Amazon Introduces Tablet, Undercuts Competitors in Price

September 28, 2011 Updated: October 1, 2015
Amazon CEO Jeff Bezos introduces the new Kindle Touch in New York, Sept. 28. Bezos introduced a line of four new Kindle products, the Kindle Fire tablet, the Kindle Touch 3G, the Kindle Touch and a new lighter and smaller Kindle. (Emmanuel Dunand/Getty Images)
Amazon CEO Jeff Bezos introduces the new Kindle Touch in New York, Sept. 28. Bezos introduced a line of four new Kindle products, the Kindle Fire tablet, the Kindle Touch 3G, the Kindle Touch and a new lighter and smaller Kindle. (Emmanuel Dunand/Getty Images)

NEW YORK—Online retailer Amazon.com Inc. on Wednesday unveiled its Kindle Fire tablet computer, a Google Android-based device, which the company hopes will compete with the Apple iPad and a slew of Android tablets currently flooding the market.

Analysts have long expected such an offering from Amazon, which in addition to being the Internet’s biggest online retailer, is also the maker of the popular Kindle e-book reader. The new device comes with a 7-inch color screen, and sports a $199 sticker price for the least-expensive model.

The Fire goes on sale Nov. 15, and runs a version of Android that is heavily customized by Amazon. The operating system seems, on the surface, to be completely different than the software on current Android-based tablets in the market.

Undercutting Competition

The Kindle Fire’s introductory price of $199 is by far the cheapest Android-running tablets on sale, and undercuts the price of the lowest-level iPad by more than $300.

In addition to introducing the Fire, Amazon’s CEO Jeffrey Bezos—in a conference not unlike the ones run by Apple’s Steve Jobs when introducing a new product—also slashed the prices of current-generation Kindle e-book readers. The least expensive version of the black and white Kindle will now be available starting at $79.

With that kind of pricing, analysts are expecting the new Kindle Fire to put immense pressure on the current crop of tablets, including the iPad, which has attracted consumers but is more than twice as expensive.

Media Service

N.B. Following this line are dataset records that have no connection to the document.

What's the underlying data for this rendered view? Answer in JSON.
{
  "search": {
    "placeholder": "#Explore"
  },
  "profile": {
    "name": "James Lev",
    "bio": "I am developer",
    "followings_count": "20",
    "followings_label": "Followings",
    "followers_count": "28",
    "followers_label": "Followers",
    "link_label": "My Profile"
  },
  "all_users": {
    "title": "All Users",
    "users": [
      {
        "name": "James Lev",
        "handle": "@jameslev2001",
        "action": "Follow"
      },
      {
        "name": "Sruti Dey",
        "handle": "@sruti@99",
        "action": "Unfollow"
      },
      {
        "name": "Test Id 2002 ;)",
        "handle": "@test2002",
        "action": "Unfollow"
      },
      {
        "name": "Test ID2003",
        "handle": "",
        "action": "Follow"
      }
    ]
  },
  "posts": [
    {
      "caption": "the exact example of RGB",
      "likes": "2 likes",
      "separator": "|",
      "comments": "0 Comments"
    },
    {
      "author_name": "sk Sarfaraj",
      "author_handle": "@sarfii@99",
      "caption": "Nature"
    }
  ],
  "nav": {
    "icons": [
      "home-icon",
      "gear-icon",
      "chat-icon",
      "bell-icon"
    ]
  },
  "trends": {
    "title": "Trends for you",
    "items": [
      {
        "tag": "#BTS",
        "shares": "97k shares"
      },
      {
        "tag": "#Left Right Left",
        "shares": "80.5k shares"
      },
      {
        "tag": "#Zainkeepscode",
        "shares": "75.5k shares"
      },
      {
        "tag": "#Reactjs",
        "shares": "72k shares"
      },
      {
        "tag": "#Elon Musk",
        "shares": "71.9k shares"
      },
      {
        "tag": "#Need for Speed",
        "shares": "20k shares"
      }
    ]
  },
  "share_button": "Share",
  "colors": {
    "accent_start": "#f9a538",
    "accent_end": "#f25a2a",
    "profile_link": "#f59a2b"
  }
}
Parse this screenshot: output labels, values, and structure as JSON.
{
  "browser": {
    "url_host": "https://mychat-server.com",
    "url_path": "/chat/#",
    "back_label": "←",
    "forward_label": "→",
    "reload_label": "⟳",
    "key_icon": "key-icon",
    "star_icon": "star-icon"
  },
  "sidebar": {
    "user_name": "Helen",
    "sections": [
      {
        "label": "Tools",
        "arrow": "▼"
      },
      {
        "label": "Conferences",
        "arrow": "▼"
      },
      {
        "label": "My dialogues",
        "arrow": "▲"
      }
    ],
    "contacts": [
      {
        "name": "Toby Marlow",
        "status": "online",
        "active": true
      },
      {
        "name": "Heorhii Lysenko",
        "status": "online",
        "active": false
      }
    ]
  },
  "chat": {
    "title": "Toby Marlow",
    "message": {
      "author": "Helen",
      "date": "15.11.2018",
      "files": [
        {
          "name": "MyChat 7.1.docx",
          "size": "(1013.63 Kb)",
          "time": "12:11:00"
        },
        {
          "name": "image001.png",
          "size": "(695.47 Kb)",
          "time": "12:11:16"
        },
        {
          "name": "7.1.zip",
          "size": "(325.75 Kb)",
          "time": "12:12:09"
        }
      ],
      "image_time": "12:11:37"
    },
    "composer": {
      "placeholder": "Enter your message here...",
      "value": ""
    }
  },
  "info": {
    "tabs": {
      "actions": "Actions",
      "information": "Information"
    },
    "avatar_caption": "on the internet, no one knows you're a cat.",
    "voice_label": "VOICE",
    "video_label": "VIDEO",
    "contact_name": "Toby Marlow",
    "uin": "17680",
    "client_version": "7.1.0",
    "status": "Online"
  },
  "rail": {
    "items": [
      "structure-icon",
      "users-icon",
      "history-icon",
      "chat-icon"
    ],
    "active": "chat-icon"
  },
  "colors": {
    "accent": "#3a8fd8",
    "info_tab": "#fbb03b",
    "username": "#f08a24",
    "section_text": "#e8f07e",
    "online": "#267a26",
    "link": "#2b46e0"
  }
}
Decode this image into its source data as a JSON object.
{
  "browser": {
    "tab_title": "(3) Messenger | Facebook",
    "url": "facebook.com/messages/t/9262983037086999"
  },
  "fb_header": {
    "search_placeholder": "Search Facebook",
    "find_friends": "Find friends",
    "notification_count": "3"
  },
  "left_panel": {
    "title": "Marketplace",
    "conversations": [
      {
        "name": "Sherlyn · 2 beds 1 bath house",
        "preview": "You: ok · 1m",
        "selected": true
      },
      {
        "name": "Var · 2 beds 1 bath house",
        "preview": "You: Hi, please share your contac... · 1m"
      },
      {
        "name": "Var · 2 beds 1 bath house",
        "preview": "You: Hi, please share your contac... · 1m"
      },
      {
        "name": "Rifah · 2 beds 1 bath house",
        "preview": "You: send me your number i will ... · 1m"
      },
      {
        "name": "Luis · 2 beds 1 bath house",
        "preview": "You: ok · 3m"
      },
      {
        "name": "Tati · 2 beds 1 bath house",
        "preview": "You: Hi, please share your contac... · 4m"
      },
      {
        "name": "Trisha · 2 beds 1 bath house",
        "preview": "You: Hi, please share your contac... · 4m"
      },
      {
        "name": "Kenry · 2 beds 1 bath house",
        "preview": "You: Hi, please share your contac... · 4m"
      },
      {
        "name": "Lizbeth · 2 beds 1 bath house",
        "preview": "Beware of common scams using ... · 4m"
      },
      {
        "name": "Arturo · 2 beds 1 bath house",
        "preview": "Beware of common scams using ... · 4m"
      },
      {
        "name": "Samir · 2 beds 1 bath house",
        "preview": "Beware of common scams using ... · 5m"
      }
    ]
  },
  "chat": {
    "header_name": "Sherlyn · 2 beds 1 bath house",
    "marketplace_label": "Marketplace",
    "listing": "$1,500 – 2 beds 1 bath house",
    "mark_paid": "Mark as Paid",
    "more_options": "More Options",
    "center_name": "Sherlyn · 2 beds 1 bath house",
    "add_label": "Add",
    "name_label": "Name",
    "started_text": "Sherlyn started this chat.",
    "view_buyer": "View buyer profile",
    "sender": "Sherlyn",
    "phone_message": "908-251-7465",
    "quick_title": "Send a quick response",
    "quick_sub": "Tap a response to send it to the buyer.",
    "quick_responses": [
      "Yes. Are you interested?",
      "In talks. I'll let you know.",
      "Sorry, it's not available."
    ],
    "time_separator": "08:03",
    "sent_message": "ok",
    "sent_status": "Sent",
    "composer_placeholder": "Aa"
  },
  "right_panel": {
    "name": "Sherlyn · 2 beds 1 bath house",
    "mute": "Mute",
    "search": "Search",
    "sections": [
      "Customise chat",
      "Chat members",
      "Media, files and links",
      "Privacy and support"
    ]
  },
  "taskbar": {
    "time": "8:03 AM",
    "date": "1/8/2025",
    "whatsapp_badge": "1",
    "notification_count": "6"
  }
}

While introducing the Fire this week Bezos emphasized its features not so much as a tablet computer, but as a media service device and an evolution of its current Kindle.

"Kindle Fire brings together all of the things we’ve been working on at Amazon for over 15 years into a single, fully integrated service for customers,” said Bezos in a company statement.

Among Kindle Fire’s most visible features is its ability to converge Amazon’s large media content library and app store for Android. In addition to being able to surf the Web and watch videos and movies, the Kindle Fire has built in support for viewing the latest magazines, books, and newspapers.

One technology that enables the Kindle Fire to access this type of content is its integration with Amazon’s cloud servers. The Web browser, which comes with the device, Amazon Silk, utilizes the company’s Elastic Compute Cloud technology to generate the fastest Web-surfing times among its competitors.

The other manufacturers “have just sold a piece of hardware. We don’t think of the Kindle Fire as a tablet. We think of it as a service,” Bezos announced at the press conference in New York.

Shares of Amazon (Nasdaq: AMZN) gained $5.29, or 2.3 percent, in New York on Wednesday.